▶ [Recorded data]
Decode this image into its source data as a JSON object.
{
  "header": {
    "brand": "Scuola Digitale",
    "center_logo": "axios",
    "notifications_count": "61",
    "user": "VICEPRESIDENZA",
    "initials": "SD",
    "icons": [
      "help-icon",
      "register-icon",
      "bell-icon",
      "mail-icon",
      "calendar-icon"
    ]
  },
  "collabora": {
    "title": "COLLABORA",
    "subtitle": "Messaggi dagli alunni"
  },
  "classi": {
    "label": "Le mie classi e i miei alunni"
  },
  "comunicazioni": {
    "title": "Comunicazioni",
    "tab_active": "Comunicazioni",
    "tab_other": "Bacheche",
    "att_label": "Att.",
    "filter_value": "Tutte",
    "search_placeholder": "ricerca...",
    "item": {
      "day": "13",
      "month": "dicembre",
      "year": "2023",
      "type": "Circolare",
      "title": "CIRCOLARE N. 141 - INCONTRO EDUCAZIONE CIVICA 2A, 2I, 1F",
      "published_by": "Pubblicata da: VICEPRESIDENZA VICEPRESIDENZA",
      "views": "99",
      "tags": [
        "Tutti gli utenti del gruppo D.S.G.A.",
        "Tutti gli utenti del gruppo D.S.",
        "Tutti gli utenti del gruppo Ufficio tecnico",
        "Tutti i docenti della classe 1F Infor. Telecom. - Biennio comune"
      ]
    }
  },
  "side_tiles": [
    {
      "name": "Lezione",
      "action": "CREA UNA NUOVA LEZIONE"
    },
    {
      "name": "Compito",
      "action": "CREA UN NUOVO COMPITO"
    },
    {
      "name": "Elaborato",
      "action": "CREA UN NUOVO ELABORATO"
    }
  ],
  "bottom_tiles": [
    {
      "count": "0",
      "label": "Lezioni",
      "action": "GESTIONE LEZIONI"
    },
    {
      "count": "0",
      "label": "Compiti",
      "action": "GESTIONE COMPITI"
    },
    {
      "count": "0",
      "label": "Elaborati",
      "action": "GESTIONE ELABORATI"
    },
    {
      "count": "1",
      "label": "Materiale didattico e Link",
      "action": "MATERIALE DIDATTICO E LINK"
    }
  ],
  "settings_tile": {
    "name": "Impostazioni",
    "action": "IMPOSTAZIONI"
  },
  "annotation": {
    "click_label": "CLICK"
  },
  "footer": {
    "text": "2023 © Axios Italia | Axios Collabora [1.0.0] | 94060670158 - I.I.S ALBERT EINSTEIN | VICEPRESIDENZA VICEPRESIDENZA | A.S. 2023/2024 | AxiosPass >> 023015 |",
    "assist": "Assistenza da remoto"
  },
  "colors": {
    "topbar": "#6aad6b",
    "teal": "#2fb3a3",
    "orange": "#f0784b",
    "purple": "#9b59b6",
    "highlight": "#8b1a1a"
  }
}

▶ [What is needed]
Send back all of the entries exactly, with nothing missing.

▶ [Response area]
Decode this image into its source data as a JSON object.
{
  "header": {
    "brand": "Scuola Digitale",
    "center_logo": "axios",
    "notifications_count": "61",
    "user": "VICEPRESIDENZA",
    "initials": "SD",
    "icons": [
      "help-icon",
      "register-icon",
      "bell-icon",
      "mail-icon",
      "calendar-icon"
    ]
  },
  "collabora": {
    "title": "COLLABORA",
    "subtitle": "Messaggi dagli alunni"
  },
  "classi": {
    "label": "Le mie classi e i miei alunni"
  },
  "comunicazioni": {
    "title": "Comunicazioni",
    "tab_active": "Comunicazioni",
    "tab_other": "Bacheche",
    "att_label": "Att.",
    "filter_value": "Tutte",
    "search_placeholder": "ricerca...",
    "item": {
      "day": "13",
      "month": "dicembre",
      "year": "2023",
      "type": "Circolare",
      "title": "CIRCOLARE N. 141 - INCONTRO EDUCAZIONE CIVICA 2A, 2I, 1F",
      "published_by": "Pubblicata da: VICEPRESIDENZA VICEPRESIDENZA",
      "views": "99",
      "tags": [
        "Tutti gli utenti del gruppo D.S.G.A.",
        "Tutti gli utenti del gruppo D.S.",
        "Tutti gli utenti del gruppo Ufficio tecnico",
        "Tutti i docenti della classe 1F Infor. Telecom. - Biennio comune"
      ]
    }
  },
  "side_tiles": [
    {
      "name": "Lezione",
      "action": "CREA UNA NUOVA LEZIONE"
    },
    {
      "name": "Compito",
      "action": "CREA UN NUOVO COMPITO"
    },
    {
      "name": "Elaborato",
      "action": "CREA UN NUOVO ELABORATO"
    }
  ],
  "bottom_tiles": [
    {
      "count": "0",
      "label": "Lezioni",
      "action": "GESTIONE LEZIONI"
    },
    {
      "count": "0",
      "label": "Compiti",
      "action": "GESTIONE COMPITI"
    },
    {
      "count": "0",
      "label": "Elaborati",
      "action": "GESTIONE ELABORATI"
    },
    {
      "count": "1",
      "label": "Materiale didattico e Link",
      "action": "MATERIALE DIDATTICO E LINK"
    }
  ],
  "settings_tile": {
    "name": "Impostazioni",
    "action": "IMPOSTAZIONI"
  },
  "annotation": {
    "click_label": "CLICK"
  },
  "footer": {
    "text": "2023 © Axios Italia | Axios Collabora [1.0.0] | 94060670158 - I.I.S ALBERT EINSTEIN | VICEPRESIDENZA VICEPRESIDENZA | A.S. 2023/2024 | AxiosPass >> 023015 |",
    "assist": "Assistenza da remoto"
  },
  "colors": {
    "topbar": "#6aad6b",
    "teal": "#2fb3a3",
    "orange": "#f0784b",
    "purple": "#9b59b6",
    "highlight": "#8b1a1a"
  }
}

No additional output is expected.